There is a lot of confusion these days over what age a woman should start screening for breast cancer. Some doctors say as early as 40 and others say later. It seems the earlier the screening starts, the greater the chances are for false positives that lead to unnecessary medical biopsies, expenses and stress. Some fear too much radiation. Others argue the sooner the better to catch cancer in the earliest stages.
My wife and I have a joke between us where we refer to breast screening as ‘breast screaming’ due to the way many mammogram machines squish the breasts in the screening process. She always complains that it’s not only painful to undergo the screening but her breasts are sore for day or two afterwards.
Regardless of how uncomfortable a mammogram can be, it’s no reason to avoid regular breast cancer screening. Breast cancer is the leading cancer in women, worldwide. In the United States, cancer in general is the second leading cause of death in women. Breaking that down, lung and bronchus cancer accounts for around 72,160 deaths a year and breast cancer is second, accounting for around 40,450 deaths a year.
However there still seems to be conflicting reports about when and how often a woman should start and get breast cancer screening. If you asked a dozen doctors, you may be surprised to hear a number of different recommendations.
The Breast Cancer Social Networks requested information from more than 800 doctors throughout the country:
The bottom of line of when to start breast cancer screening is really up to each woman and her doctor.

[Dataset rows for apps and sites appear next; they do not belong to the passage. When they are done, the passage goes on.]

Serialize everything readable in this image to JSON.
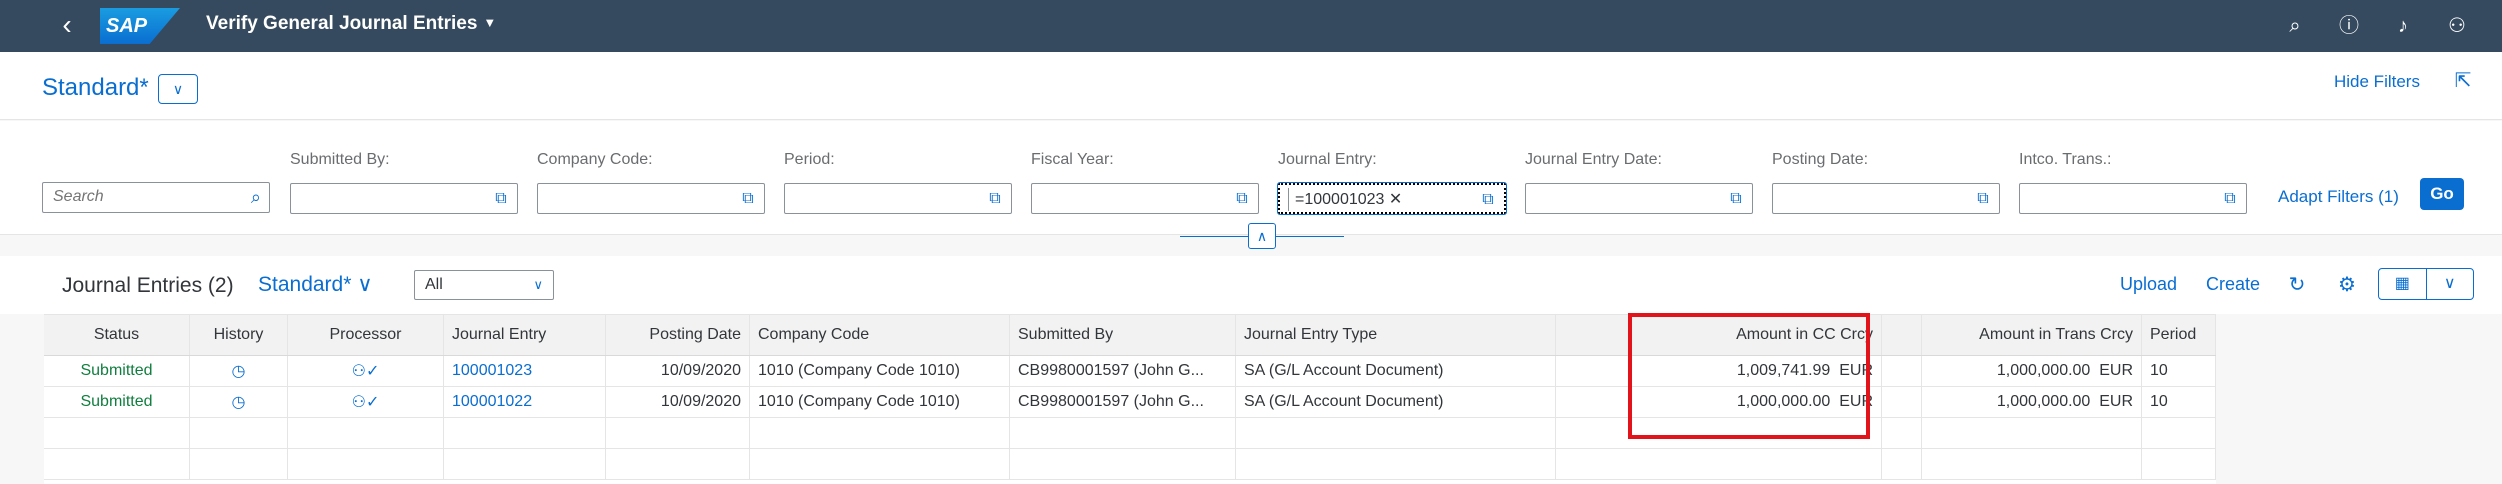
{
  "shell": {
    "logo": "SAP",
    "title": "Verify General Journal Entries",
    "icons": [
      "back-icon",
      "search-icon",
      "help-icon",
      "bell-icon",
      "user-icon"
    ]
  },
  "variant": {
    "name": "Standard*",
    "hide_filters": "Hide Filters"
  },
  "filters": {
    "search_placeholder": "Search",
    "fields": [
      {
        "label": "Submitted By:",
        "value": ""
      },
      {
        "label": "Company Code:",
        "value": ""
      },
      {
        "label": "Period:",
        "value": ""
      },
      {
        "label": "Fiscal Year:",
        "value": ""
      },
      {
        "label": "Journal Entry:",
        "value": "=100001023"
      },
      {
        "label": "Journal Entry Date:",
        "value": ""
      },
      {
        "label": "Posting Date:",
        "value": ""
      },
      {
        "label": "Intco. Trans.:",
        "value": ""
      }
    ],
    "adapt": "Adapt Filters (1)",
    "go": "Go"
  },
  "table": {
    "title": "Journal Entries (2)",
    "variant": "Standard*",
    "select_value": "All",
    "upload": "Upload",
    "create": "Create",
    "columns": [
      "Status",
      "History",
      "Processor",
      "Journal Entry",
      "Posting Date",
      "Company Code",
      "Submitted By",
      "Journal Entry Type",
      "Amount in CC Crcy",
      "Amount in Trans Crcy",
      "Period"
    ],
    "rows": [
      {
        "status": "Submitted",
        "journal_entry": "100001023",
        "posting_date": "10/09/2020",
        "company_code": "1010 (Company Code 1010)",
        "submitted_by": "CB9980001597 (John G...",
        "type": "SA (G/L Account Document)",
        "amount_cc": "1,009,741.99",
        "cc_cur": "EUR",
        "amount_trans": "1,000,000.00",
        "trans_cur": "EUR",
        "period": "10"
      },
      {
        "status": "Submitted",
        "journal_entry": "100001022",
        "posting_date": "10/09/2020",
        "company_code": "1010 (Company Code 1010)",
        "submitted_by": "CB9980001597 (John G...",
        "type": "SA (G/L Account Document)",
        "amount_cc": "1,000,000.00",
        "cc_cur": "EUR",
        "amount_trans": "1,000,000.00",
        "trans_cur": "EUR",
        "period": "10"
      }
    ]
  },
  "colors": {
    "shell": "#354a5f",
    "accent": "#0a6ed1",
    "success": "#107e3e",
    "highlight": "#e3131b"
  }
}
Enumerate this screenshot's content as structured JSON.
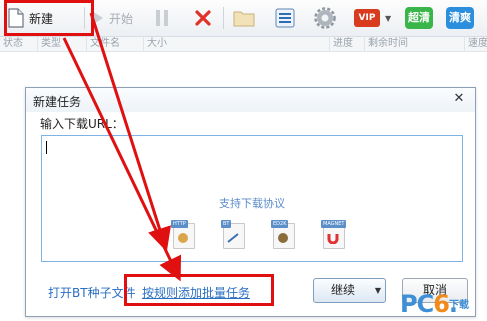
{
  "toolbar": {
    "new_label": "新建",
    "start_label": "开始",
    "vip_label": "VIP",
    "chaoqing_label": "超清",
    "qingshuang_label": "清爽",
    "icons": [
      "new-document-icon",
      "play-icon",
      "pause-icon",
      "delete-icon",
      "folder-icon",
      "list-icon",
      "settings-gear-icon",
      "vip-icon",
      "dropdown-icon"
    ],
    "colors": {
      "delete": "#e0322a",
      "vip": "#d93b1f",
      "green": "#39b54a",
      "blue": "#2b8fde",
      "annotation": "#e01010"
    }
  },
  "columns": [
    "状态",
    "类型",
    "文件名",
    "大小",
    "进度",
    "剩余时间",
    "速度"
  ],
  "dialog": {
    "title": "新建任务",
    "close_glyph": "✕",
    "url_label": "输入下载URL：",
    "url_value": "",
    "supported_title": "支持下载协议",
    "protocols": [
      "HTTP",
      "BT",
      "ED2K",
      "MAGNET"
    ],
    "bt_link": "打开BT种子文件",
    "batch_link": "按规则添加批量任务",
    "continue_button": "继续",
    "cancel_button": "取消"
  },
  "watermark": {
    "main_a": "PC",
    "main_b": "6",
    "main_c": ".",
    "sub": "下载"
  }
}
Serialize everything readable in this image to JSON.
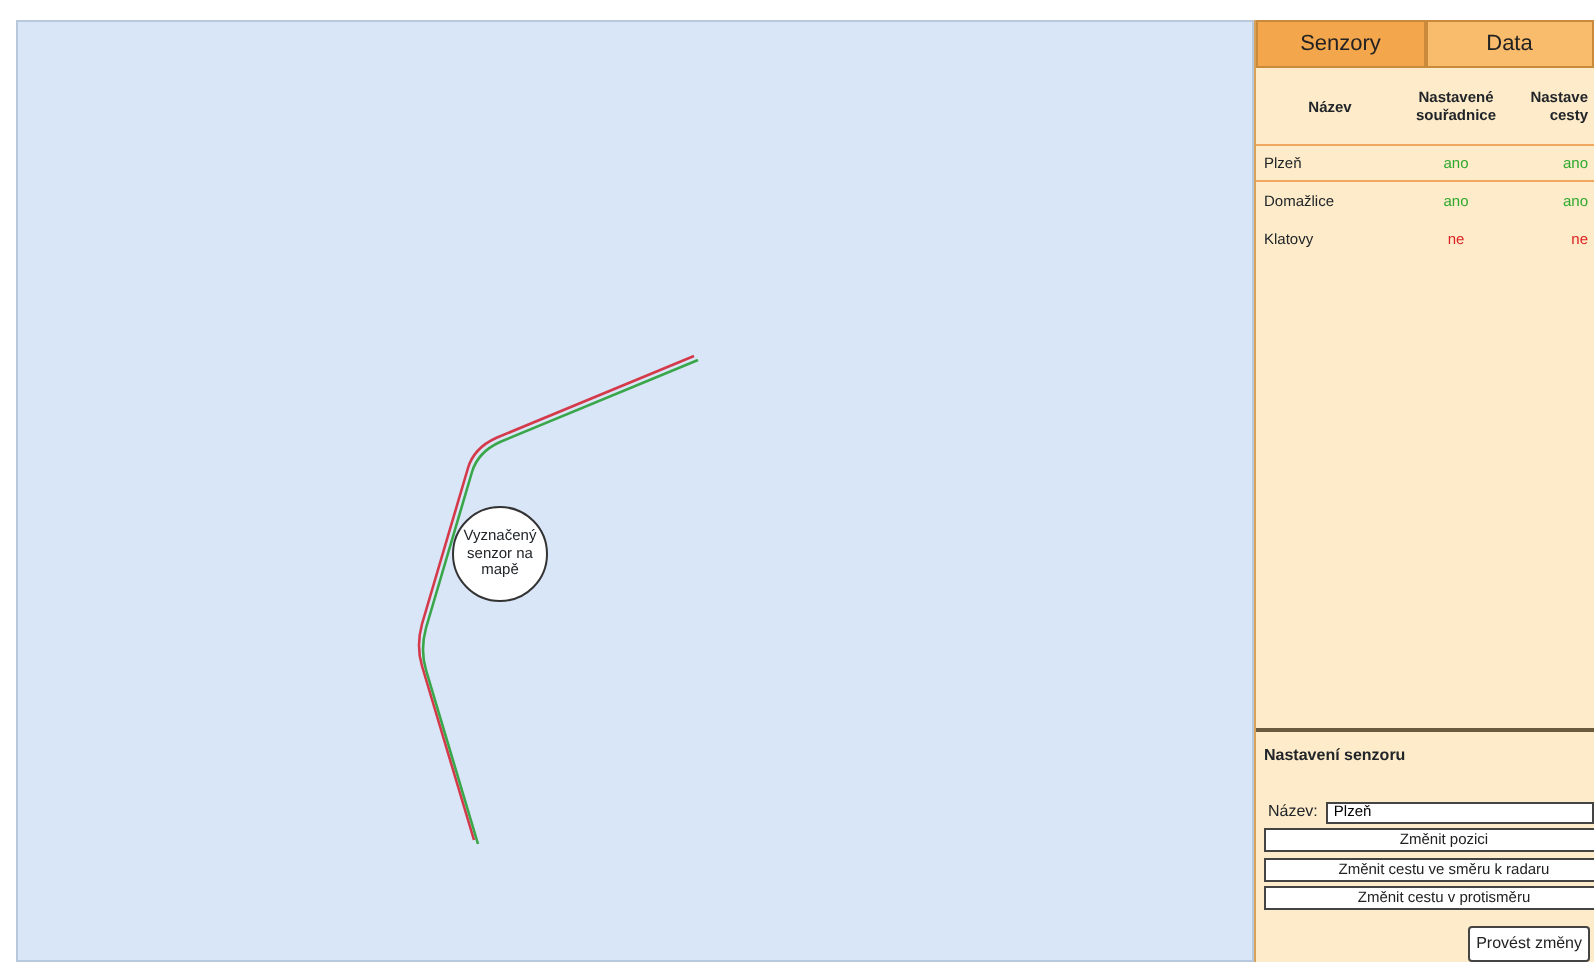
{
  "map": {
    "sensor_label": "Vyznačený senzor na mapě"
  },
  "tabs": [
    {
      "label": "Senzory",
      "selected": true
    },
    {
      "label": "Data",
      "selected": false
    }
  ],
  "table": {
    "columns": [
      "Název",
      "Nastavené souřadnice",
      "Nastave cesty"
    ],
    "rows": [
      {
        "name": "Plzeň",
        "coords": "ano",
        "coords_set": true,
        "path": "ano",
        "path_set": true,
        "selected": true
      },
      {
        "name": "Domažlice",
        "coords": "ano",
        "coords_set": true,
        "path": "ano",
        "path_set": true,
        "selected": false
      },
      {
        "name": "Klatovy",
        "coords": "ne",
        "coords_set": false,
        "path": "ne",
        "path_set": false,
        "selected": false
      }
    ]
  },
  "settings": {
    "title": "Nastavení senzoru",
    "name_label": "Název:",
    "name_value": "Plzeň",
    "buttons": [
      "Změnit pozici",
      "Změnit cestu ve směru k radaru",
      "Změnit cestu v protisměru"
    ],
    "submit": "Provést změny"
  }
}
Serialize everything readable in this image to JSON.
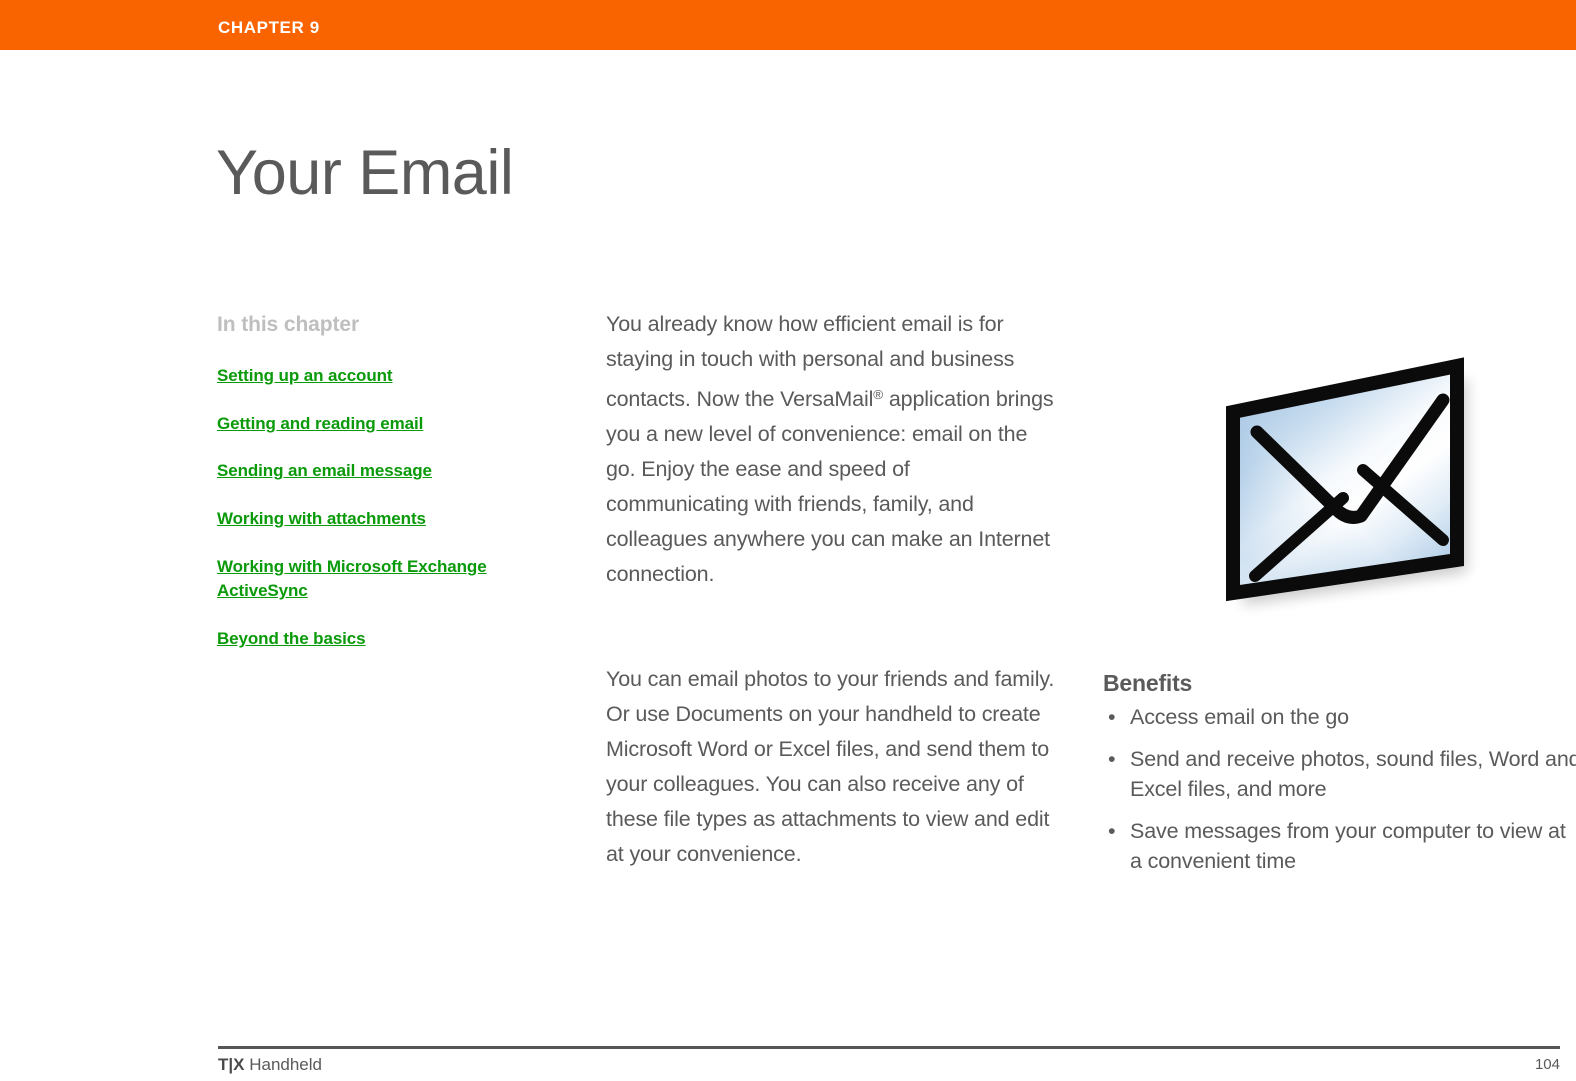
{
  "header": {
    "chapter_label": "CHAPTER 9",
    "bar_color": "#fa6400"
  },
  "page_title": "Your Email",
  "sidebar": {
    "heading": "In this chapter",
    "link_color": "#0a9a0a",
    "items": [
      {
        "label": "Setting up an account"
      },
      {
        "label": "Getting and reading email"
      },
      {
        "label": "Sending an email message"
      },
      {
        "label": "Working with attachments"
      },
      {
        "label": "Working with Microsoft Exchange ActiveSync"
      },
      {
        "label": "Beyond the basics"
      }
    ]
  },
  "body": {
    "paragraph_1_before_mark": "You already know how efficient email is for staying in touch with personal and business contacts. Now the VersaMail",
    "paragraph_1_mark": "®",
    "paragraph_1_after_mark": " application brings you a new level of convenience: email on the go. Enjoy the ease and speed of communicating with friends, family, and colleagues anywhere you can make an Internet connection.",
    "paragraph_2": "You can email photos to your friends and family. Or use Documents on your handheld to create Microsoft Word or Excel files, and send them to your colleagues. You can also receive any of these file types as attachments to view and edit at your convenience."
  },
  "illustration": {
    "name": "envelope-illustration",
    "fill_light": "#ffffff",
    "fill_blue": "#8fb8dd",
    "outline": "#0b0b0b"
  },
  "benefits": {
    "heading": "Benefits",
    "items": [
      {
        "bullet": "•",
        "text": "Access email on the go"
      },
      {
        "bullet": "•",
        "text": "Send and receive photos, sound files, Word and Excel files, and more"
      },
      {
        "bullet": "•",
        "text": "Save messages from your computer to view at a convenient time"
      }
    ]
  },
  "footer": {
    "brand": "T|X",
    "product": " Handheld",
    "page_number": "104"
  }
}
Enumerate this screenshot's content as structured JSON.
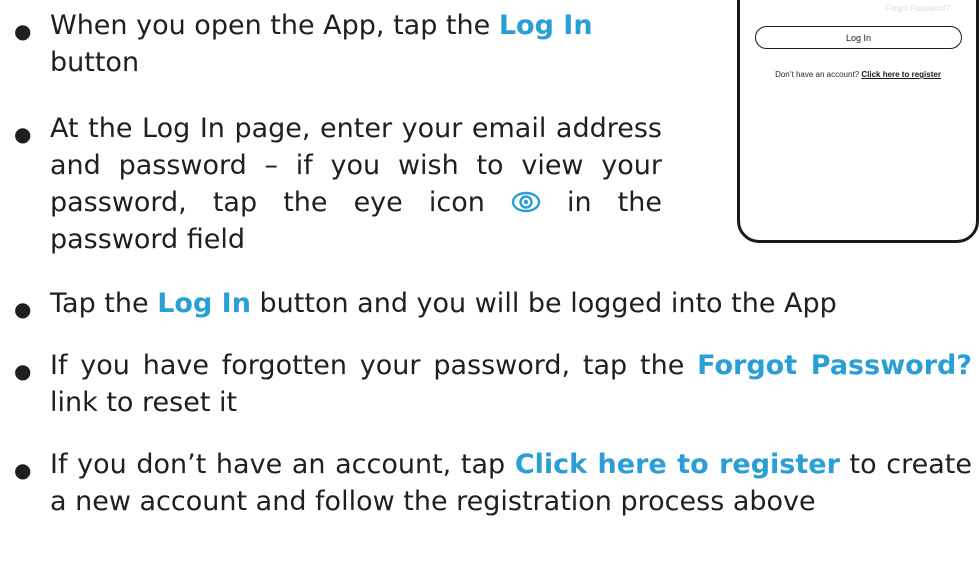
{
  "instructions": [
    {
      "before": "When you open the App, tap the ",
      "highlight": "Log In",
      "after": " button"
    },
    {
      "text_main": "At the Log In page, enter your email address and password – if you wish to view your password, tap the eye icon",
      "text_end": " in the password field"
    },
    {
      "before": "Tap the ",
      "highlight": "Log In",
      "after": " button and you will be logged into the App"
    },
    {
      "before": "If you have forgotten your password, tap the ",
      "highlight": "Forgot Password?",
      "after": " link to reset it"
    },
    {
      "before": "If you don’t have an account, tap ",
      "highlight": "Click here to register",
      "after": " to create a new account and follow the registration process above"
    }
  ],
  "bullet_symbol": "●",
  "phone": {
    "forgot_password_label": "Forgot Password?",
    "login_button_label": "Log In",
    "register_prompt": "Don’t have an account? ",
    "register_link_label": "Click here to register"
  },
  "colors": {
    "highlight": "#2a9fd6",
    "text": "#1f1f1f",
    "phone_frame": "#1a1a1a"
  },
  "icons": {
    "eye": "eye-icon"
  }
}
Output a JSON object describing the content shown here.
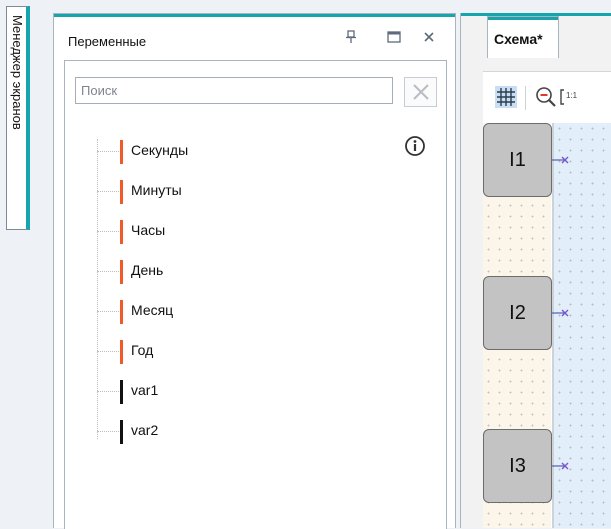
{
  "screen_manager": {
    "tab_label": "Менеджер экранов"
  },
  "variables_panel": {
    "title": "Переменные",
    "pin_icon": "pin-icon",
    "maximize_icon": "maximize-icon",
    "close_icon": "close-icon",
    "search": {
      "placeholder": "Поиск",
      "value": ""
    },
    "items": [
      {
        "label": "Секунды",
        "color": "#f05a28"
      },
      {
        "label": "Минуты",
        "color": "#f05a28"
      },
      {
        "label": "Часы",
        "color": "#f05a28"
      },
      {
        "label": "День",
        "color": "#f05a28"
      },
      {
        "label": "Месяц",
        "color": "#f05a28"
      },
      {
        "label": "Год",
        "color": "#f05a28"
      },
      {
        "label": "var1",
        "color": "#111111"
      },
      {
        "label": "var2",
        "color": "#111111"
      }
    ]
  },
  "schema_panel": {
    "tab_label": "Схема*",
    "toolbar": [
      "grid-icon",
      "zoom-out-icon",
      "zoom-reset-icon"
    ],
    "blocks": [
      {
        "label": "I1"
      },
      {
        "label": "I2"
      },
      {
        "label": "I3"
      }
    ]
  },
  "colors": {
    "accent": "#16a4ad",
    "system_var": "#f05a28",
    "user_var": "#111111"
  }
}
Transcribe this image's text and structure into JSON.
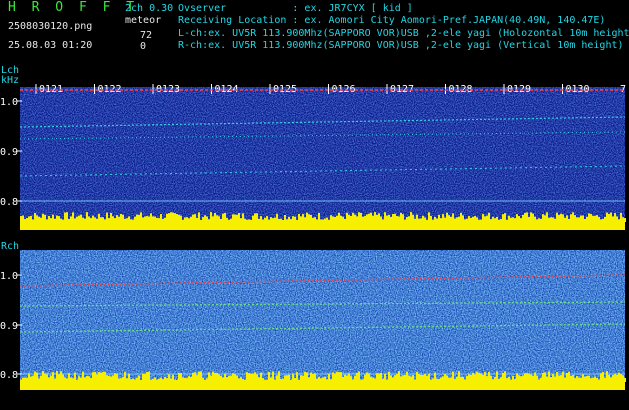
{
  "header": {
    "app_title": "H R O F F T",
    "filename": "2508030120.png",
    "datetime": "25.08.03 01:20",
    "mode": "2ch 0.30",
    "meteor_label": "meteor",
    "count_lch": "72",
    "count_rch": "0",
    "observer": "Ovserver           : ex. JR7CYX [ kid ]",
    "location": "Receiving Location : ex. Aomori City Aomori-Pref.JAPAN(40.49N, 140.47E)",
    "lch_info": "L-ch:ex. UV5R 113.900Mhz(SAPPORO VOR)USB ,2-ele yagi (Holozontal 10m height)",
    "rch_info": "R-ch:ex. UV5R 113.900Mhz(SAPPORO VOR)USB ,2-ele yagi (Vertical 10m height)"
  },
  "lch": {
    "label": "Lch",
    "unit": "kHz",
    "y_ticks": [
      "1.0",
      "0.9",
      "0.8"
    ]
  },
  "rch": {
    "label": "Rch",
    "y_ticks": [
      "1.0",
      "0.9",
      "0.8"
    ]
  },
  "time_labels": [
    "0121",
    "0122",
    "0123",
    "0124",
    "0125",
    "0126",
    "0127",
    "0128",
    "0129",
    "0130"
  ],
  "time_label_tail": "7",
  "colors": {
    "background": "#000000",
    "label_cyan": "#21d7e6",
    "label_white": "#e8e8e8",
    "label_green": "#3be73b",
    "spectrogram_bg": "#0a1a8c",
    "noise_bar": "#f6f000",
    "trace_cyan": "#39e6e6",
    "trace_red": "#ff4040"
  }
}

Regardless of when a woman starts screening, it’s important that she does, especially since so many women die every year of the horrible disease